I looked at the eight people in the room and the idea of giving 100% that night honestly made me feel a little sick. I believe that God called me to do this with my life and that he gifted my band to be good at it, so when we perform these songs in rooms where most folks are more interested in shooting pool or hooking up, it’s infuriating. David Ramirez sang, “Maybe that’s what killed all the great voices in the world: always bleeding for every line, but no one was bleeding in return.”
I would never presume to call myself one of the “great voices of the world,” but I do work very devotedly at my craft. But when I got to thinking about that, I recognized this: I don’t have a time card. I don’t have a supervisor. I get to travel the country, seeing friends and singing songs, and more often than not, people pay me to do that.

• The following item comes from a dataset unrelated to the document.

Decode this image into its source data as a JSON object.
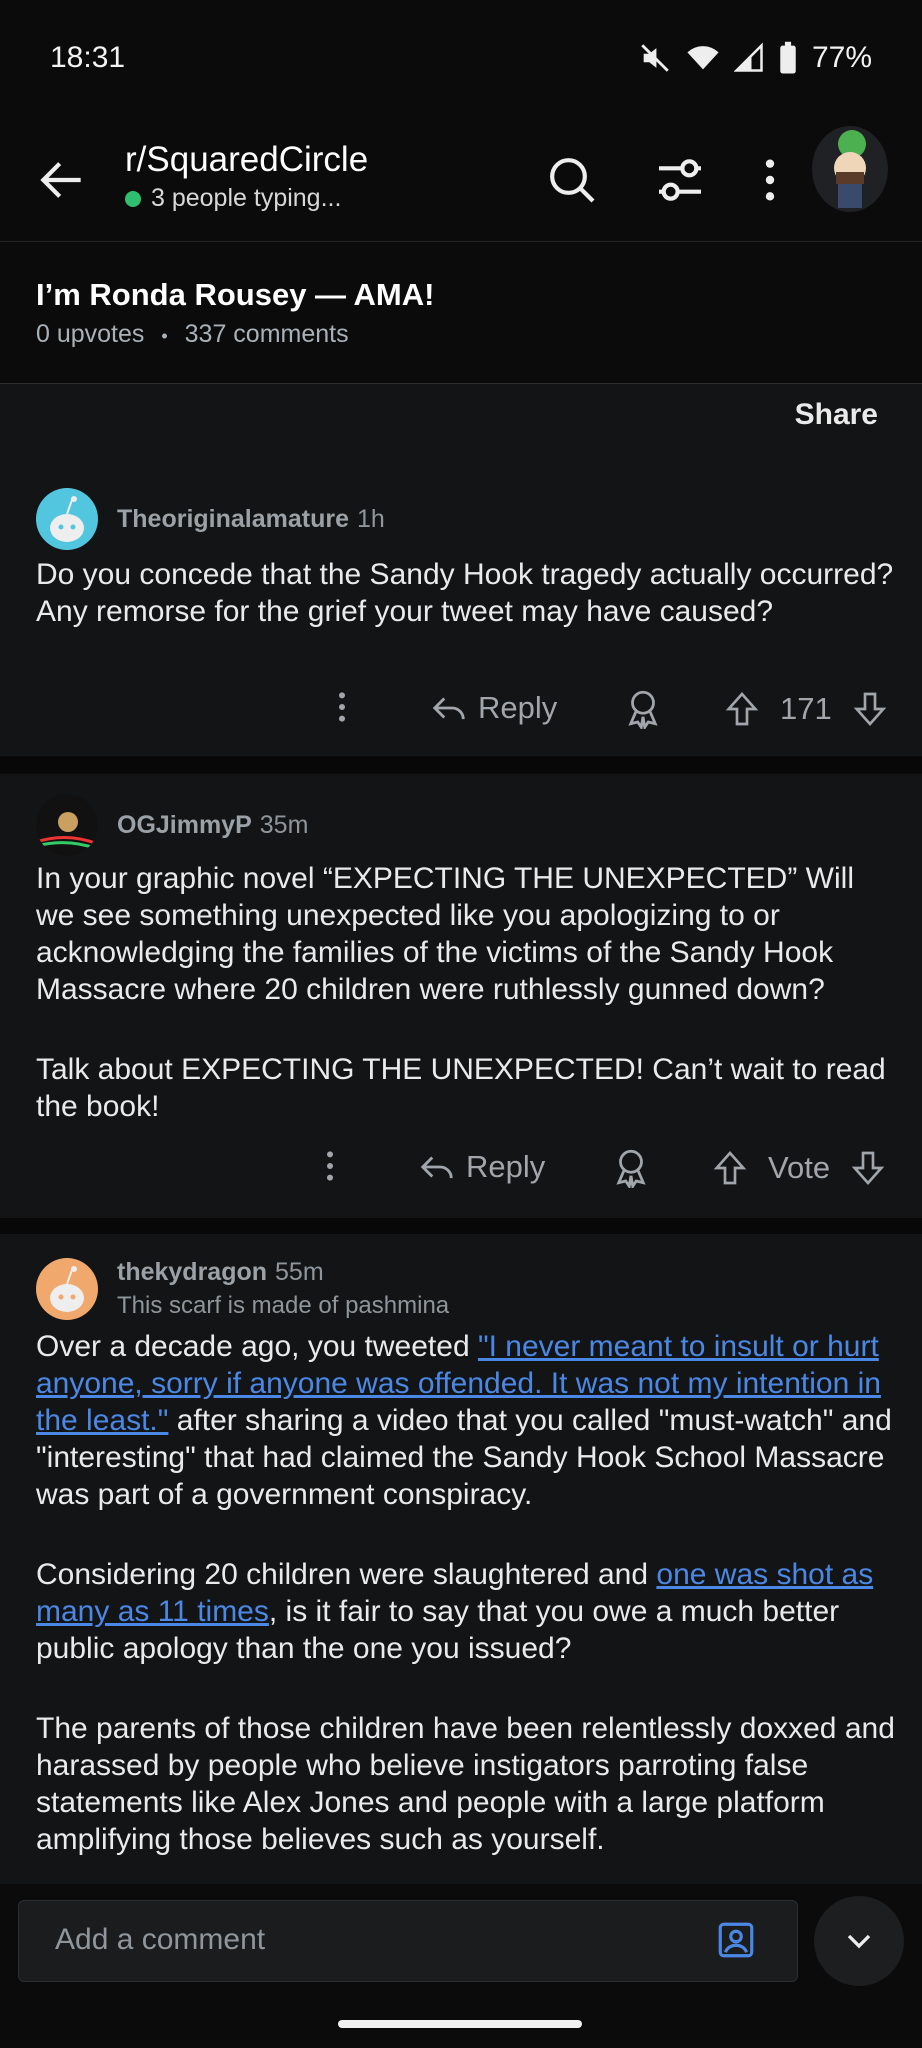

My mom worries about me. A lot of righteous people worry about a lot of people they love who pursue music. The road takes a toll on everyone. I think, however, the greatest adversary to artists and entrepreneurs and travelers doesn’t lie within the traditional boogeymen of booze, women, drugs, or burnout. I think it’s bitterness. When you do your damnedest to make something important and people don’t appreciate it, it will jade you faster than anything. But you know where that bitterness comes from? Entitlement.
I don’t “deserve” anything. These audiences don’t owe me a thing. Any time someone listens to my song, much less tells me they like it, much less buys it, it’s a blessing. I made a thing and put it out in the world and someone else connected to it. What an insane, mystical, sacred act!
This tour hasn’t been especially good. I’ve been beating myself up about it in my businessman headspace. What can I do to waste fewer nights? How can we build our audience faster? What’s the next step toward getting big? I think though now after some thought that doing art is a lot like building a church. Growth should always be a byproduct and never a goal. If you’re focused on numbers, your focus is in the wrong place. When you’re doing the best you know how to put good into the world, the following will build itself. People are attracted to the authenticity. I realized I’ve been so caught up or in being disappointed that more people don’t care or being obsessed with growing our brand, that I’ve given up being present this week. I’ve probably missed opportunities and conversations I was supposed to have, fuming from behind the lip of a consolation pint glass.
I said a lot of this on stage tonight. I stopped for an eternity between songs to tell those eight people that I was so glad I could be there tonight because I believed I was in the process of learning something very important. And when I finished my show, one of those eight people came up to me. He didn’t say, “Great songs, man,” or “Beautiful voice!” He said, “I think you said some things tonight that I needed to hear.”
I thanked Sal on stage and I thanked the talent buyer and I thanked Jess in front of a bunch of people who didn’t know her. I put my five dollar tip in my pocket and went to get tacos with Sal. I tried to encourage him in his young craft, because he’s got a pure heart and a good mind for songs and I believe in him and I wanted him to know it. I also told him that art is like ministry: if you can be fulfilled doing literally anything else, run after that other thing. But if you feel in your bones that this is what you’re on earth to do, do it doggedly. And in the words of Sylvia Plath, “Don’t let the wicked city get you down.”
I drove an hour back to where I was staying and called my mom to enthuse about how the Holy Spirit is weird and crazy and teaches us in awesome times in weird ways. Then I wrote all this down before I could forget it. I’m hesitant to say tonight was life changing because I know life works in cycles, and I’m prone to forget these lessons, and God always gently reminds me with a voice eternally devoid of sarcasm. I just know that I got realigned because of a long series of not-coincidences, and for as long as I have this clarity, I’m through trying to be cool. I just want to be good.